A company with zero experience swooped in to dominate the market in less time than it takes to earn a law degree. The difference? The rules can change and be changed in the mobile-phone industry. A tennis player could never walk on the court and change the basic structure of the game, but the rules for competing in the mobile-phone business morph all the time. They are up for grabs. At one point phones were supposed to be robust and sturdy, the next moment they were cool and sleek; then they had to take amazing pictures and play music, and now you have to be able to edit those same pictures while playing a game with your friend on another continent and then hand the phone to your grandmother because she needs to check her Facebook status…Want to change your business model with a new online play? Go ahead, try it. If it works, you’ve just changed the game. The implications of this difference are enormous, because they suggest that in the real world, as opposed to the world of tennis, you have no real clue about what it takes to win at any given time. The rules can change so quickly that success is essentially random. This is true virtually everywhere.
While Click moments are a fact of life, they have a mystical quality to them. We accept them as the “AHA” moment of an idea or the moment of love at first site, but, it’s hard to incorporate into a business plan. Johansson has some ideas on how to create Click moments:
- Take Your Eyes Off the Ball – explore things not connected to our immediate goals.
- Use Intersectional Thinking – purposefully explore different fields, cultures, industries.
- Follow Your Curiosity – listen to your intuition.
- Reject the Predictable Path – whatever solutions you come up with will set you apart.

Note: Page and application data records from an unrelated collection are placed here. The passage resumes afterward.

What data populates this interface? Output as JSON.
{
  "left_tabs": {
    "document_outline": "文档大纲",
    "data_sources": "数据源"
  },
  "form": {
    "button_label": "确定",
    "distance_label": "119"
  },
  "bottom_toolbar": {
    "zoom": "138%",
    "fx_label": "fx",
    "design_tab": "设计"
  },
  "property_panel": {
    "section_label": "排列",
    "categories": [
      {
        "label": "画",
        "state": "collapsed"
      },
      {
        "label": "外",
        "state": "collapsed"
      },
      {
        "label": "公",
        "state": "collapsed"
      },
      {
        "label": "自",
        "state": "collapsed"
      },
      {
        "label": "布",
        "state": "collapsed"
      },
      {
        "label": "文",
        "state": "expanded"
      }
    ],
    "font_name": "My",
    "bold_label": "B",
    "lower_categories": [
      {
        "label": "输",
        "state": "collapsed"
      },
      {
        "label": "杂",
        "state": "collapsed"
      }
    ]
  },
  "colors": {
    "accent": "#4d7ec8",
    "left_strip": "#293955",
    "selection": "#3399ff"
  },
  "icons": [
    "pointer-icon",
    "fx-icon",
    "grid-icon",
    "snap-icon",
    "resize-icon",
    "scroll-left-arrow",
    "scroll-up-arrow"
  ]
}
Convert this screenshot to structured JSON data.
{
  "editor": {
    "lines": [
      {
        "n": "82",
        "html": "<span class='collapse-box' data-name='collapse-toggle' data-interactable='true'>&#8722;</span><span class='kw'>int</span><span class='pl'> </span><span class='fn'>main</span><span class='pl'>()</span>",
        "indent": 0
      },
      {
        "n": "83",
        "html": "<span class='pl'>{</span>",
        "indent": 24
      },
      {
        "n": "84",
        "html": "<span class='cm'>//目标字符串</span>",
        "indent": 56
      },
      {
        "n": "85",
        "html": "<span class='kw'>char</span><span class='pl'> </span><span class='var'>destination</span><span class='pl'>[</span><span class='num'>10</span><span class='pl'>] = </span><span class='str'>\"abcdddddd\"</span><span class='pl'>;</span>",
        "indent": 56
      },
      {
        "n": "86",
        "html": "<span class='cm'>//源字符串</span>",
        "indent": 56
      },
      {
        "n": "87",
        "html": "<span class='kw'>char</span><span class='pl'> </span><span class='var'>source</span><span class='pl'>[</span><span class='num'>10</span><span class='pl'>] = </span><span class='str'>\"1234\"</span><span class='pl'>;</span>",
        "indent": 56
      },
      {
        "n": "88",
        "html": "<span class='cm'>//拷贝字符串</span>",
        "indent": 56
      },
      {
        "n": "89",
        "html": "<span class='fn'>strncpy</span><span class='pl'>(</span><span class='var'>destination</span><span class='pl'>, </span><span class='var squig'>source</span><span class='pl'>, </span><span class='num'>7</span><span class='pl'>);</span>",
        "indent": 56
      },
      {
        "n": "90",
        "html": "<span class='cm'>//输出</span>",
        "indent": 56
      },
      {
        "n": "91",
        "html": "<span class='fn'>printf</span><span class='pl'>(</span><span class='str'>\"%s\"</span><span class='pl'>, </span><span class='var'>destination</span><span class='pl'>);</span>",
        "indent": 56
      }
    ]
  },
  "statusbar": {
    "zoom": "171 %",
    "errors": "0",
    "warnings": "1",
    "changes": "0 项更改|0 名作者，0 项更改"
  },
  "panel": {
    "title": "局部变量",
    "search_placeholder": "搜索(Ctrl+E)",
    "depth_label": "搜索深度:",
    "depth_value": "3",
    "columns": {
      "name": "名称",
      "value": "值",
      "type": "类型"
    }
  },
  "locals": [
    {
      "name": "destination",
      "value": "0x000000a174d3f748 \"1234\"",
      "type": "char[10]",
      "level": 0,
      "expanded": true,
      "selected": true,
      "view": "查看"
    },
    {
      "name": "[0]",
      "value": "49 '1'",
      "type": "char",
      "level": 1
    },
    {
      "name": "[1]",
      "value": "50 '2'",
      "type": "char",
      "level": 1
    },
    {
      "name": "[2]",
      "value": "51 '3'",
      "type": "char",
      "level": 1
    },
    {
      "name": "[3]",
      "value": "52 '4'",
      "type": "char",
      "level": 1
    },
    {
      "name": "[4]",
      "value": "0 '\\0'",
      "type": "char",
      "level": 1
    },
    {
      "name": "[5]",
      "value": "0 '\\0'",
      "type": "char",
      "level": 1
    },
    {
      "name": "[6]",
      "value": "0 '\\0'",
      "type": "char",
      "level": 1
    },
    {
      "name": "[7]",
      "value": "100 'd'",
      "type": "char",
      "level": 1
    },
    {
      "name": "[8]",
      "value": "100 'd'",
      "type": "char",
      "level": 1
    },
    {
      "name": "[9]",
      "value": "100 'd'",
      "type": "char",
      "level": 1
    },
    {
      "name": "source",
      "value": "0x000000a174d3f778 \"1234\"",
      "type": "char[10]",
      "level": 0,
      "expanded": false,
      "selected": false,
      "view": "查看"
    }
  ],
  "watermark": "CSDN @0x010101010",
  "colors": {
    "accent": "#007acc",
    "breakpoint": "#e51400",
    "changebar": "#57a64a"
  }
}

In the second section, Johansson explains the idea of placing purposeful bets with one of the points being to calculate affordable loss rather than ROI. He goes on in the third section to talk about types of complex forces and how to harness them:
In order to harness complex forces you must first to create something for these forces to latch on to. You must actually do something, even if you are not sure where it will lead. This tactic is based on the idea that the most important part of the purposeful bet is the fact that you took action. Once you start executing, whether or not the bet actually works in your favor, you are exposed to complex forces that can pave the way for future success. Even if you do not have a crystal-clear goal in mind, it is still better to do something – and to tell people about it. The complex forces of the world will now have a concept to work with, and you will have exposed yourself to the possibility of positive unanticipated consequences, cascades, and self-reinforcing loops.
I recommend this book for business owners and artists that have struggled to come up with perfect business plans or been told that you cannot succeed because “that’s never been done before”.